Central banks also take differing approaches to the publication of voting records. In our case, we do not publicise the individual votes, as we do not want to personalise the debate. This gives individual members greater freedom to speak their minds and change their views during discussions, and it avoids the labeling of "hawks" and "doves". However, we do indicate if there were dissenting views, but we do not reveal who the dissenters were. It does reduce the transparency of the decision-making process, but this has to be weighed up against the advantages of allowing for more rigorous debate in the Committee.

While it could be argued that revealing differences of views could reduce the clarity of the policy message, we believe that there are clear advantages to doing so. In particular it shows that there is vigorous debate among committee members; that the MPC is not subject to group-think; and that differences of views are welcomed.
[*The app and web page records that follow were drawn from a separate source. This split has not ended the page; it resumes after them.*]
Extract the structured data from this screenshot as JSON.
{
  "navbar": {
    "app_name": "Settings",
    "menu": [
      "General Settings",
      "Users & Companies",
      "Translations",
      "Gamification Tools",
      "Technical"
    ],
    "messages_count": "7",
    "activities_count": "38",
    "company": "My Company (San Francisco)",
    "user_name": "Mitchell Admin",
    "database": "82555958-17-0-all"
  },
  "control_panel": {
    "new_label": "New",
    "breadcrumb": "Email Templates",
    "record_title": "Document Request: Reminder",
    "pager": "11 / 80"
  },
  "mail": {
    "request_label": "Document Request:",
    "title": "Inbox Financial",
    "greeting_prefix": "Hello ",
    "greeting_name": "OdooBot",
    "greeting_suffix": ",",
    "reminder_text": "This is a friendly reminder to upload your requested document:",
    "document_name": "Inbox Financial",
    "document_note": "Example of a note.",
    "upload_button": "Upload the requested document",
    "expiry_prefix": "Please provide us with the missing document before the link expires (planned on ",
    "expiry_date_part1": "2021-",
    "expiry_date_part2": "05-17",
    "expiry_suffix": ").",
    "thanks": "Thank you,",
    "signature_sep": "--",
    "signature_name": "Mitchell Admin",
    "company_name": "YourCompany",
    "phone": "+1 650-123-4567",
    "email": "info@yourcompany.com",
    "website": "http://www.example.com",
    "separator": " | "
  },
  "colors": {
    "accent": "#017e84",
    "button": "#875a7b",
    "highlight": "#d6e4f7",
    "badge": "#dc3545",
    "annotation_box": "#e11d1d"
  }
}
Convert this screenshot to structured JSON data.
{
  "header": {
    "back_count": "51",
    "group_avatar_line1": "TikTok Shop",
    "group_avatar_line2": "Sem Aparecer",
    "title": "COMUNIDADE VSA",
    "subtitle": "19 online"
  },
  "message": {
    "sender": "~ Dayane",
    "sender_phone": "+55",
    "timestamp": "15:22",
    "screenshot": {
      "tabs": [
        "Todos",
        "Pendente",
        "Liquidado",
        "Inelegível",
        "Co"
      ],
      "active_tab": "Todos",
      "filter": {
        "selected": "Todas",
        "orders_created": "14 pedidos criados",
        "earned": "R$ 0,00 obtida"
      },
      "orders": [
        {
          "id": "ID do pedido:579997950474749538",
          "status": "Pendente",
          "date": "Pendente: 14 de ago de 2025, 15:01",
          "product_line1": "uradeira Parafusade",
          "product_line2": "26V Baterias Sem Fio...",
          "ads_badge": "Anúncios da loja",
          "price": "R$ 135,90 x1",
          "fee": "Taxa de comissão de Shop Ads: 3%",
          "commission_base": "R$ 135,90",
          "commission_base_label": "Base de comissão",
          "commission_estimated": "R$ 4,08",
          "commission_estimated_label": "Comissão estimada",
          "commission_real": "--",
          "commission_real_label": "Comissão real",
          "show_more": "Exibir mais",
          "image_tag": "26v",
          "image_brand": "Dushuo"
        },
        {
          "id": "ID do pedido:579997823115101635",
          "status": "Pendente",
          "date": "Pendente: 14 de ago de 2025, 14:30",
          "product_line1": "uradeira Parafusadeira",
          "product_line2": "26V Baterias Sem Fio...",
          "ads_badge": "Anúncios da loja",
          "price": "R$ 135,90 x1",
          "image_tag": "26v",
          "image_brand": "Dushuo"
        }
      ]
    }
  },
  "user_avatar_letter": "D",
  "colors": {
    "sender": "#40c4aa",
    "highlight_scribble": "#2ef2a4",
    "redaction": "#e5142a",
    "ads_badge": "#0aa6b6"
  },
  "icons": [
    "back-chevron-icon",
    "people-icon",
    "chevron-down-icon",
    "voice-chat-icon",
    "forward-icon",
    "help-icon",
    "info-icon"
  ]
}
However, to ensure clarity and consistency of our message, we have adopted the principle of committee responsibility. So even if the decision is not unanimous, once the decision is taken, all members of the committee take joint responsibility. This reduces the possibility of mixing the messages, as all members communicate with one voice.

In conclusion, communication of monetary policy decisions is still evolving. There is by no means universal acceptance of some of the recent developments globally, and there are criticisms that at times, forward guidance has introduced more volatility into the markets, and that too much guidance can encourage excessive risk-taking and delay monetary policy responses. It may also be the case that forward guidance is more difficult in emerging market economies that are more prone to volatility arising from exogenous shocks and spillover effects. Charles Goodhart has also argued that "pre-commitment, even if desirable, is not even really feasible, especially in a system of decision-making by committees, with changing membership and political oversight." We will continue to learn from what others are doing, from their successes and their mistakes. Our communication strategy has come a long way in the past few years, but it is evolving and we need to tread carefully.

Conferences such as these are important mechanisms for learning from each other, and are critical for the evolution and dissemination of ideas and experiences about what works and what does not work. As communication practitioners, I am sure that you have no shortage of topics to discuss tonight and tomorrow.

Thank you again for taking the time to travel to Pretoria to participate in this conference, and at the conclusion of your deliberations travel safely back home.

Thank you.


Fratzcher, M (2013): The Drawbacks of Forward Guidance.

Goodhart, C. 2013. Debating the Merits of Forward Guidance. In Forward Guidance. Perspectives from Central Bankers, Scholars and Market Participants, ed W. den Haan, eBook, Centre for Economic Policy Research.